Ernie didn’t playfully tease Alina like he would his other cousins. Although he would do everything in his power to make her smile, she said he mentored her more seriously.
Alina described herself as being a loud and expressive child who was perceived as weird by her peers. Ernie taught her there was nothing wrong with that.
“He reminded me that it’s OK to be yourself,” she said. “He taught me that the world isn’t black and white. He introduced me into questioning the world. He exposed realities to me.”
Serafin’s relationship with Ernie was significantly different from the rest of the Serranos. Ernie’s father Teodoro was not just Serafin’s older brother, but also played the role of his mother and father. Teodoro’s murder sent a young Serafin on a destructive path, ultimately landing him a five-year incarceration.
Ernie visited him during that time, and they continued seeing each other when Serafin was released. By the time he was able to take his nephew in, Serafin had channeled Teodoro in order to provide the same warmth and safety Teodoro had once given him.
“His father is right here,” Serafin said, sitting in the Corona graveyard that allows him a place of peace and reflection. “This is his father.”
He tried his best, but the situation was not easy. Although created from immense love between his parents, Serafin said Ernie was also born to the shattering grief his mother experienced after Teodoro’s murder.
The Serranos talked about Teodoro often, telling Ernie how beloved his father was and how he had inherited that adoration. Serafin and Sandra referred to Ernie as what they had left on this Earth of their loving older brother. Still, Ernie felt a disconnect.
Alina, stationed in Hawaii, said her physical distance has allowed her to tune out from expressing her grief, partially. She felt as if she grieved for Ernie before, when she realized his struggles were overtaking him. She expressed regret, though the circumstances were out of her control.
“I wish our family was capable of providing more,” Alina said, tears creeping down her cheeks. “Our family did the best they could. But being passed around, he took that in and felt like ‘no one wants me.’”
One of Ernie’s poems was entitled “Nomad,” a description Serafin said fits his nephew well. He did not only shift between households but between light and dark. As an adult, his battle with meth resulted in periodic jail stints and drifting in the streets.
As a father figure, Serafin had to make the difficult decision of denying Ernie entry into his home from time to time. The last time Ernie was released, he showed up at Serafin’s door with the healthy glow often seen in a hopeful, recently released man. He remembered the love he saw in Ernie’s eyes.
But Ernie was released to a family in strife, Serafin said, and relapse came shortly after. No amount of meth or alcohol was enough to soothe the pain and trauma that gripped his nephew’s heart.
Still, Ernie was a gentle man, he added.
“I know violence,” Serafin said. “He came from a lineage of violence, but he himself was not violent.
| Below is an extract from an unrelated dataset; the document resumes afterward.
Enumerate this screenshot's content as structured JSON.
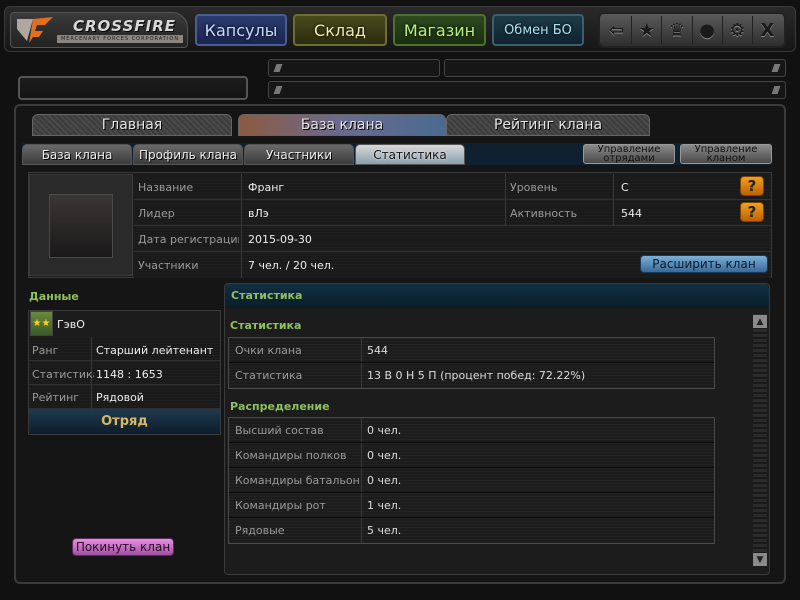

Aside from the typical playbook of resisting arrest he must have on his record, I know his temperament. It was not a violent one, rather, a very forgiving one.”
The Serranos have spent the months since Ernie’s death rallying for justice. Serafin, though, has refrained from verbally attacking the police in honor of Ernie’s heart-oriented temperament.
“I’m committed to do whatever I can to love, nurture, support, encourage and cultivate other loving individuals,” he said. “So if they go into law enforcement, they have the spiritual and mechanical wherewithal to treat people with dignity.”
The Serranos are focussed on highlighting the importance of difficult conversations about mental health and how people cope with their pain. The removal of the stigma, they said, is long overdue.
To the Serranos, justice for Ernie will go far beyond a court decision facing the deputies that responded to the call Dec. 15. They have met with other families of victims of police violence. They have been there for each other.
To them, it will be a lifelong fight.